How Slashscore was born
The idea behind Slashscore started in 2017 when we were internally debating “What defines who you are” as a developer? We took this to the next step by asking ourselves “Having so many developers with various skills around the world, what metrics would you use to determine what makes developer A better than developer B?” for your projects pending implementation.
At that time we asked this question on several Slack channels frequented by developers, and the outcome was crazy. Some of the more hilarious answers were:
- Lines of code
- Number of ping-pong matches won
- Numbers of monitors used
- Pints of coffee consumed
- Trolls trolled
The majority of them, however, were on point and professional. These were pointing out that it would be cool if we could find a fair system that can be:
- Measurable in a meaningful way
- Applicable to ALL developers in general (especially considering how much work can vary)
We’ve started to add some metrics into a spreadsheet and then step by step we put an entire system in place that we called "the resume of the future for anyone who codes."

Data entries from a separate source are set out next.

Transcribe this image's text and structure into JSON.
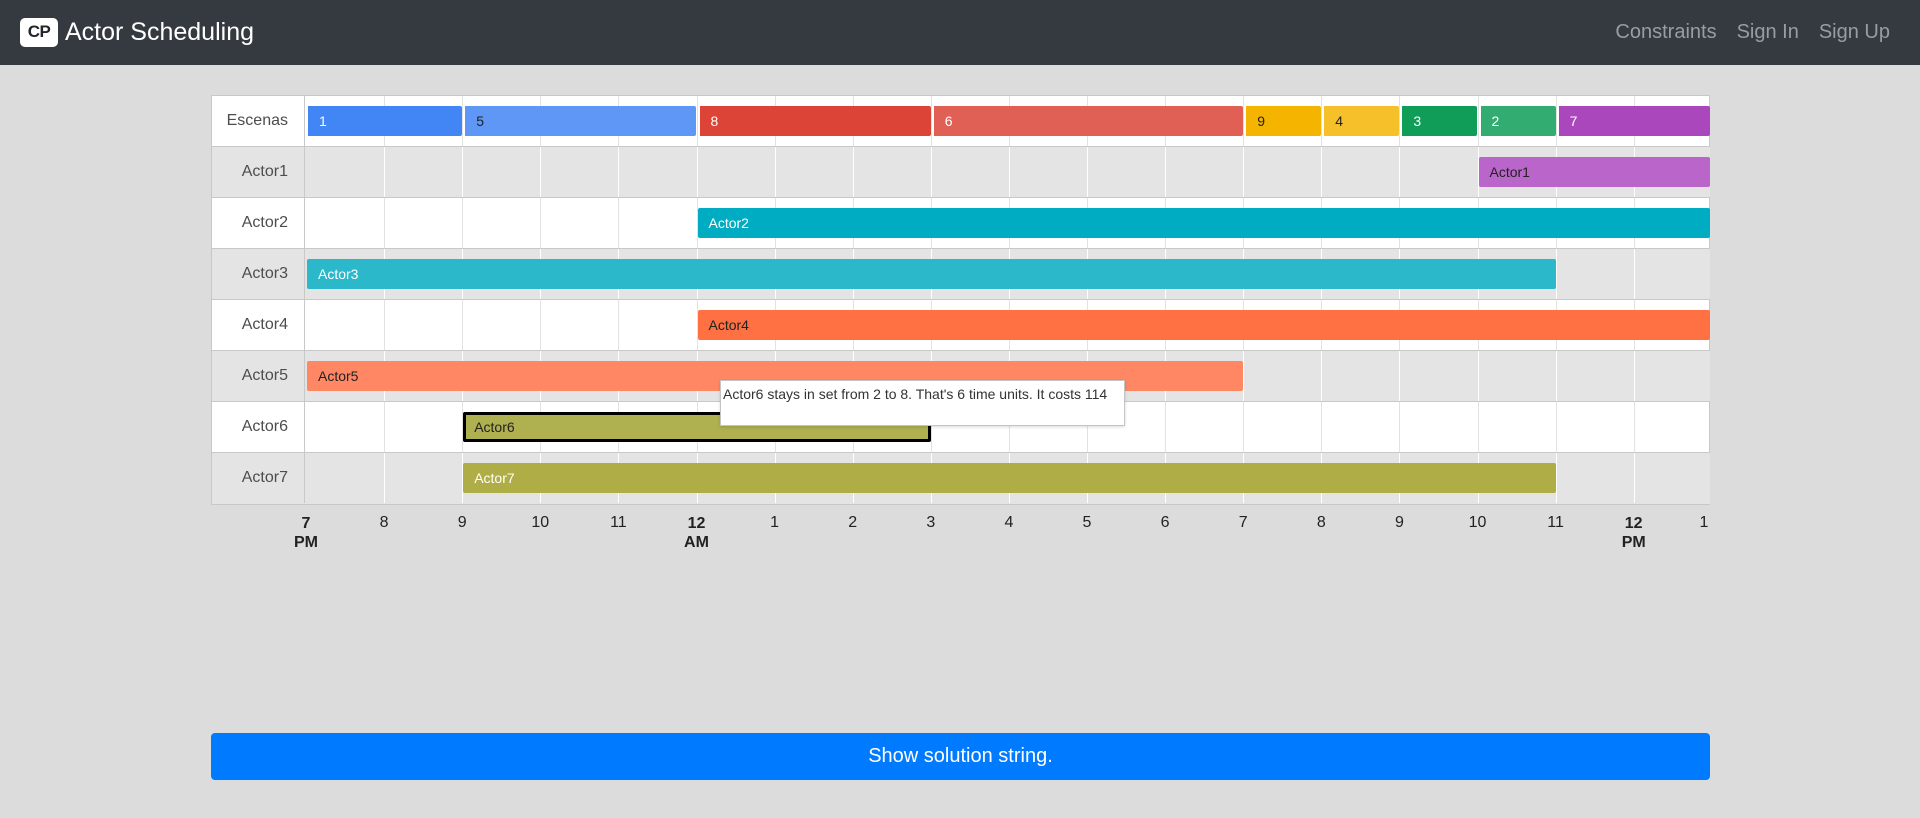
{
  "navbar": {
    "logo_text": "CP",
    "title": "Actor Scheduling",
    "links": [
      "Constraints",
      "Sign In",
      "Sign Up"
    ]
  },
  "timeline": {
    "row_labels": [
      "Escenas",
      "Actor1",
      "Actor2",
      "Actor3",
      "Actor4",
      "Actor5",
      "Actor6",
      "Actor7"
    ],
    "scenes": [
      {
        "label": "1",
        "start": 0,
        "end": 2,
        "color": "#4285f4",
        "text_color": "#ffffff"
      },
      {
        "label": "5",
        "start": 2,
        "end": 5,
        "color": "#5e97f6",
        "text_color": "#222222"
      },
      {
        "label": "8",
        "start": 5,
        "end": 8,
        "color": "#db4437",
        "text_color": "#ffffff"
      },
      {
        "label": "6",
        "start": 8,
        "end": 12,
        "color": "#e06055",
        "text_color": "#ffffff"
      },
      {
        "label": "9",
        "start": 12,
        "end": 13,
        "color": "#f4b400",
        "text_color": "#222222"
      },
      {
        "label": "4",
        "start": 13,
        "end": 14,
        "color": "#f6c02a",
        "text_color": "#222222"
      },
      {
        "label": "3",
        "start": 14,
        "end": 15,
        "color": "#0f9d58",
        "text_color": "#ffffff"
      },
      {
        "label": "2",
        "start": 15,
        "end": 16,
        "color": "#33ac71",
        "text_color": "#ffffff"
      },
      {
        "label": "7",
        "start": 16,
        "end": 18,
        "color": "#ab47bc",
        "text_color": "#ffffff"
      }
    ],
    "actors": [
      {
        "label": "Actor1",
        "start": 15,
        "end": 18,
        "color": "#b965c9",
        "text_color": "#222222"
      },
      {
        "label": "Actor2",
        "start": 5,
        "end": 18,
        "color": "#00acc1",
        "text_color": "#ffffff"
      },
      {
        "label": "Actor3",
        "start": 0,
        "end": 16,
        "color": "#2ab8ca",
        "text_color": "#ffffff"
      },
      {
        "label": "Actor4",
        "start": 5,
        "end": 18,
        "color": "#ff7043",
        "text_color": "#222222"
      },
      {
        "label": "Actor5",
        "start": 0,
        "end": 12,
        "color": "#ff8763",
        "text_color": "#222222"
      },
      {
        "label": "Actor6",
        "start": 2,
        "end": 8,
        "color": "#afb050",
        "text_color": "#222222",
        "selected": true
      },
      {
        "label": "Actor7",
        "start": 2,
        "end": 16,
        "color": "#afae46",
        "text_color": "#ffffff"
      }
    ],
    "ticks": [
      {
        "label": "7",
        "sub": "PM",
        "major": true
      },
      {
        "label": "8"
      },
      {
        "label": "9"
      },
      {
        "label": "10"
      },
      {
        "label": "11"
      },
      {
        "label": "12",
        "sub": "AM",
        "major": true
      },
      {
        "label": "1"
      },
      {
        "label": "2"
      },
      {
        "label": "3"
      },
      {
        "label": "4"
      },
      {
        "label": "5"
      },
      {
        "label": "6"
      },
      {
        "label": "7"
      },
      {
        "label": "8"
      },
      {
        "label": "9"
      },
      {
        "label": "10"
      },
      {
        "label": "11"
      },
      {
        "label": "12",
        "sub": "PM",
        "major": true
      },
      {
        "label": "1"
      }
    ],
    "tooltip": "Actor6 stays in set from 2 to 8. That's 6 time units. It costs 114"
  },
  "solution_button": "Show solution string."
}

The first version of Slashcore had just one big score. As you might already know, some football players have a higher rank in Defense, others have higher ball control skills, and others are better at scoring goals. It can be the same with developers. Some of them are really good professionals but lack communication or soft skills, or the other way around. This determined us to split the score in three - professional, extra and community.
After launching this first version of Slashscore we are happy to discover that there are so many developers out there having both.
Made by Developers for Developers
As Slashcore is built by developers, each feature was created with a “we are building this for ourselves” mindset. Because of this, we'll always care deeply and understand intuitively what our audience values.
We know what core problems developers are facing because we’ve faced them too:
- Need to not be bothered by recruiters when they aren’t hunting for a job, in order to stop the spam.
- Need to stop wasting time in technical interviews for irrelevant jobs.
- Need to realistically auto-evaluate their own activity.
- Need a platform where to add all the info in one single place in a well-arranged manner to give them real. leverage in discussions with recruiters and technology partners.
- Need a product that shows WHO THEY ARE AS DEVELOPERS.
Wherever Slashscore will continue this amazing journey, we promise that the model of dev-centricity will be forever in our hearts.
What kind of challenges can Slashscore help solve?
Being a software engineer is not without challenges, regardless of how many years of experience you accumulate. In fact, each new level of experience can come with a whole new set of challenges related to the tools of the trade, code quality, work values and many others. This can make it difficult for developers to evaluate themselves, which in turn can diminish their value when hunting for a job.
Slashscore has been developed as a self-assessment tool that uses machine learning to analyze and combine activity statistics from multiple relevant & undisputable sources. In doing so, the platform offers software engineers a helping hand not only when looking for a new professional challenge, but also when comparing to other peers.
Junior developers might find it difficult to measure their progress because they lack accurate criteria or info. Senior software engineers, on the other hand, often receive job offers that can be very annoying and irrelevant, especially if they’re not looking to switch employers.
Also, if you’re not currently looking for a job, you can still use Slashscore. In this scenario, you need to switch your status to Not Interested.
Slashscore tackles both of these challenges successfully. It offers beginners an objective way to self-evaluate by bringing together information from web-based version control repository hosting services (GitHub, Gitlab, Bitbucket) and community websites (Stackoverflow, Medium, Meetup).
More advanced software engineers can also benefit from Slashscore’s data aggregation features. On top of that, they can make themselves available for new jobs, or disable this feature completely, in case they’re not interested in job hunting.
What are the benefits of the Slashscore developer modules?
Slashscore profiles take into account three different perspectives, based on professional activity, community contributions and spare time hobbies. Our machine learning algorithm calculates the Professional, Community and Extra scores using integrations with several platforms.
When it comes to the Professional score, we rely on integrations with GitHub and Gitlab, but Bitbucket will also soon be available. The Extra score is based on activity on Stackoverflow, Medium and Meetup, while the Community score is calculated using reviews from peers, supervisors, employers or customers. Additional integrations will be announced as they become available. A 4th score, Popularity Score, will be launched soon to measure the trendiness of the technology stack used by each software engineer.
Recruiters don’t only pay attention to the professional traits when making a decision, but also in the software engineer’s soft skills, their level of communication, involvement with the community, work values and so on. This is why working on your Community and Extra scores can help you stand out during the recruitment process and after.
Ultimately, Slashscore is meant to help developers:
- Land better jobs, especially since they lose a lot of time discussing with HR, only to find out that the offer doesn’t match the expectations. Specifically because of that, Slahscore asks recruiters to make an offer before the interview, so that the software engineer has the option to accept or decline it without wasting time.
- Have all the professional info at hand, which might come in handy during negotiations with recruiters, current employers, and even technology partners.
If what you’ve read up until this point resonates with you or with a software engineer that you know, all that’s left to do is to join Slashscore, to also see in practice how it works.